  11. ^ "When does "overlap" become plagiarism? Here's what PLOS ONE decided". 16 September 2016. Retrieved 25 March 2017.
  12. ^ "Journal retracts paper due to image mismatch; one co-author alleges fraud". 24 January 2017. Retrieved 25 March 2017.
  13. ^ Trapasso, Francesco; Pichiorri, Flavia; Gaspari, Marco; Palumbo, Tiziana; Aqeilan, Rami I.; Gaudio, Eugenio; Okumura, Hiroshi; Iuliano, Rodolfo; Leva, Giampiero Di; Fabbri, Muller; Birk, David E.; Raso, Cinzia; Green-Church, Kari; Spagnoli, Luigi G.; Venuta, Salvatore; Huebner, Kay; Croce, Carlo M. (25 August 2017). "Fhit interaction with ferredoxin reductase triggers generation of reactive oxygen species and apoptosis of cancer cells". Journal of Biological Chemistry. 292 (34): 14279–14279. doi:10.1074/jbc.A117.709062. PMID 28842474 – via www.jbc.org.
  14. ^ https://www.courthousenews.com/wp-content/uploads/2017/05/CroceNYT.pdf
  15. ^ "Croce v. New York Times Company et al". Justia Dockets & Filings.
  16. ^ "Why The Ohio State University decided to go public about misconduct". Science | AAAS. 5 April 2018.
  17. ^ "Judge dismisses most of Carlo Croce's libel case against the New York Times". 8 November 2018.
  18. ^ "Croce v. Sanders". PacerMonitor LLC. 2017-04-20. Retrieved 2019-01-17.
  19. ^ PubMed. 2018-12-24 https://www.ncbi.nlm.nih.gov/pubmed/?term=croce+cm+AND+jacob+st. Missing or empty |title= (help)
  20. ^ PubMed. 2018-12-24 https://www.ncbi.nlm.nih.gov/pubmed/?term=croce+cm+AND+chen+cs. Missing or empty |title= (help)
  21. ^ "Cancer biologist retracts five papers". Retraction Watch. 14 March 2018.
  22. ^ "OSU Professor Falsified Data on Eight Papers, Resigns". The Scientist.
  23. ^ "Retraction count for Italian researcher swells to 15 as five papers fall". 5 March 2018.
  24. ^ "Alfredo Fusco, facing misconduct charges in Italy, up to 21 retractions". Retraction Watch. 2018-12-24. Retrieved 2018-12-24.
  25. ^ Pagán Westphal, Sylvia. "High Hopes for a New Kind of Gene". Smithsonian (July 2009). Retrieved 10 March 2017.
  26. ^ "Ohio State cancer researcher Carlo Croce's 7th paper withdrawn; university in review".
  27. ^ "Dr. Carlo Croce Recognized With 2017 AACR Margaret Foti Award for Leadership and Extraordinary Achievements in Cancer Research". AACR. Retrieved April 2, 2017.
  28. ^ "Croce, Carlo". Ohio State University College of Medicine. Retrieved 21 April 2017.
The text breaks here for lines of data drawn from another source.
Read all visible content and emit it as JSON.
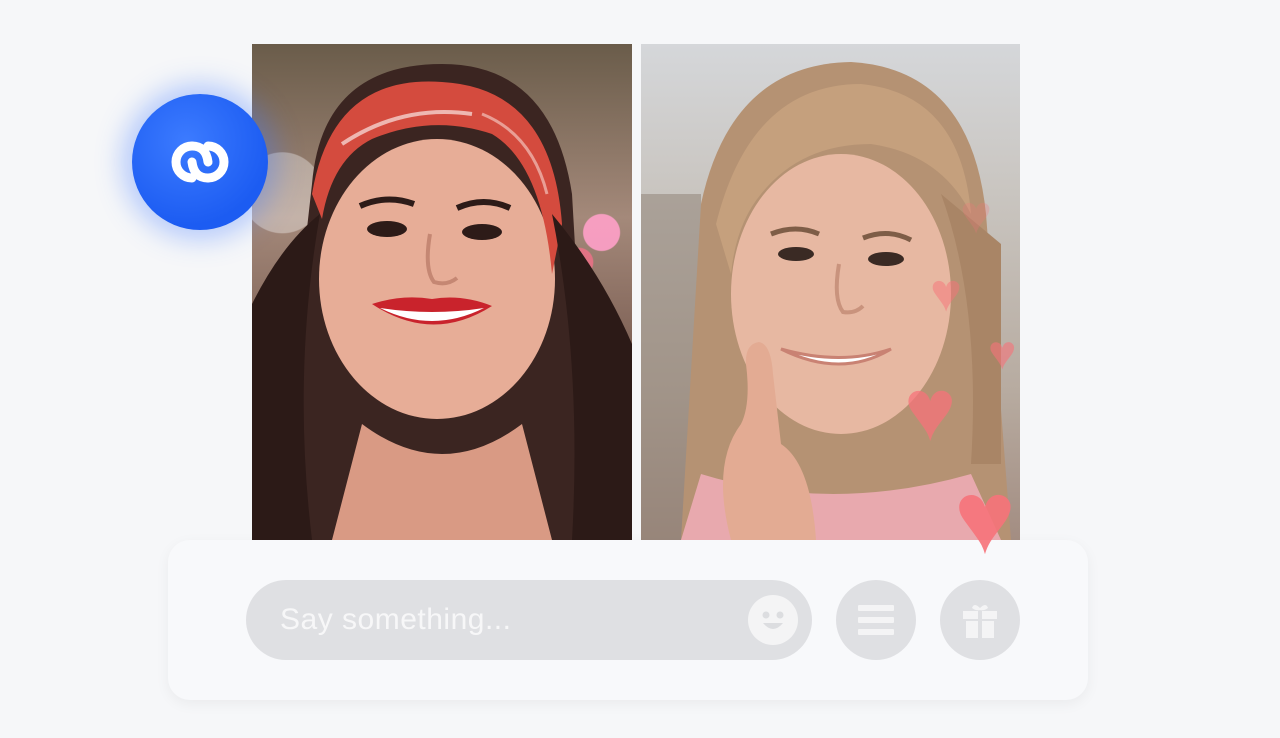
{
  "brand": {
    "logo_icon": "link-rings-icon",
    "accent_color": "#1f5ff3"
  },
  "video": {
    "left_participant": "woman-with-red-bandana",
    "right_participant": "woman-with-finger-on-lip"
  },
  "reactions": {
    "icon": "heart-icon",
    "color": "#f7737a"
  },
  "input": {
    "placeholder": "Say something...",
    "emoji_icon": "smiley-icon"
  },
  "actions": {
    "menu_icon": "menu-icon",
    "gift_icon": "gift-icon"
  }
}
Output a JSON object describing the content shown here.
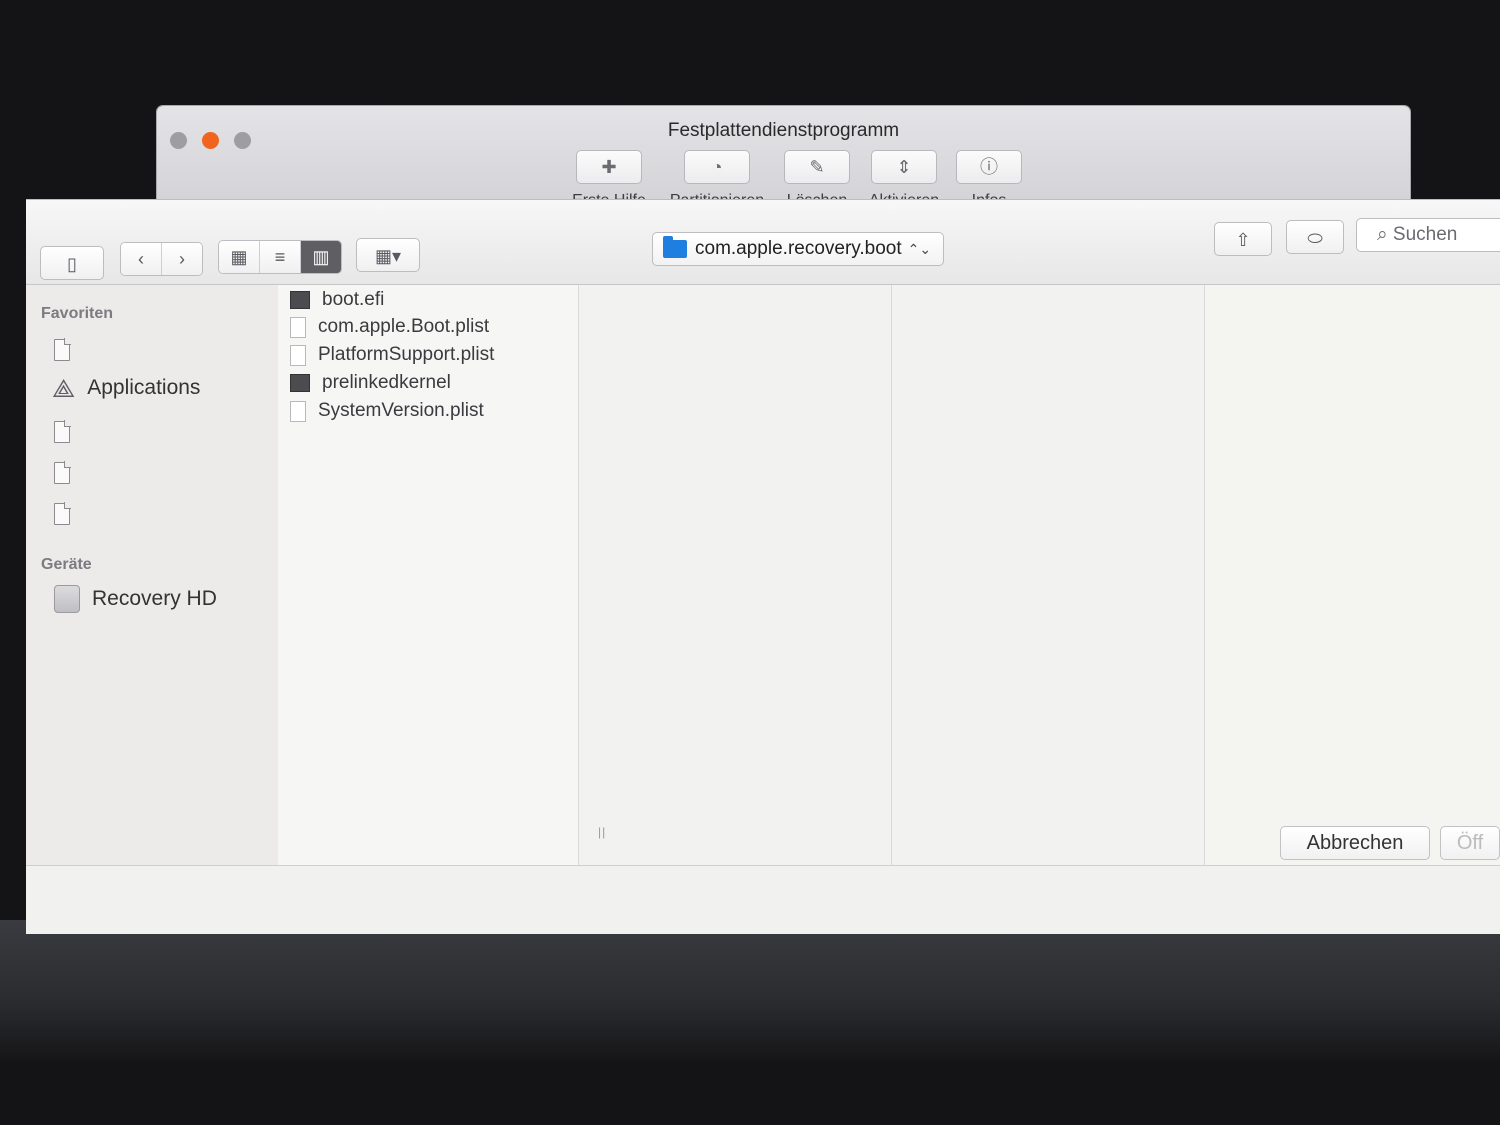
{
  "disk_utility": {
    "title": "Festplattendienstprogramm",
    "tools": [
      {
        "label": "Erste Hilfe",
        "icon": "first-aid-icon"
      },
      {
        "label": "Partitionieren",
        "icon": "partition-icon"
      },
      {
        "label": "Löschen",
        "icon": "erase-icon"
      },
      {
        "label": "Aktivieren",
        "icon": "mount-icon"
      },
      {
        "label": "Infos",
        "icon": "info-icon"
      }
    ]
  },
  "panel": {
    "path": "com.apple.recovery.boot",
    "search_placeholder": "Suchen",
    "view_mode": "columns"
  },
  "sidebar": {
    "favorites_header": "Favoriten",
    "favorites": [
      {
        "label": "",
        "icon": "document-icon"
      },
      {
        "label": "Applications",
        "icon": "applications-icon"
      },
      {
        "label": "",
        "icon": "document-icon"
      },
      {
        "label": "",
        "icon": "document-icon"
      },
      {
        "label": "",
        "icon": "document-icon"
      }
    ],
    "devices_header": "Geräte",
    "devices": [
      {
        "label": "Recovery HD",
        "icon": "hard-drive-icon"
      }
    ]
  },
  "files": [
    {
      "name": "boot.efi",
      "kind": "executable"
    },
    {
      "name": "com.apple.Boot.plist",
      "kind": "document"
    },
    {
      "name": "PlatformSupport.plist",
      "kind": "document"
    },
    {
      "name": "prelinkedkernel",
      "kind": "executable"
    },
    {
      "name": "SystemVersion.plist",
      "kind": "document"
    }
  ],
  "buttons": {
    "cancel": "Abbrechen",
    "open": "Öff"
  },
  "colors": {
    "minimize": "#f0641f",
    "folder": "#1f7fe0",
    "active_view": "#5f5f63"
  }
}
Further reading[edit]

  • 2 recent retractions:
    • Fedele, Monica; Visone, Rosa; De Martino, Ivana; Palmieri, Dario; Valentino, Teresa; Esposito, Francesco; Klein-Szanto, Andres; Arra, Claudio; Ciarmiello, Andrea; Croce, Carlo M.; Fusco, Alfredo (2015). "Retraction notice to "Expression of a truncated Hmga1b gene induces gigantism, lipomatosis and B-cell lymphomas in mice" [Eur J Cancer 47 (2011) 470–478]". Eur. J. Cancer. 51 (6): 789. doi:10.1016/j.ejca.2015.03.001. PMID 25977969.
    • "Retraction". DNA Cell Biol. 33 (3): 189. Mar 2014. doi:10.1089/dna.2008.0778.retract. PMID 24593127.

External links[edit]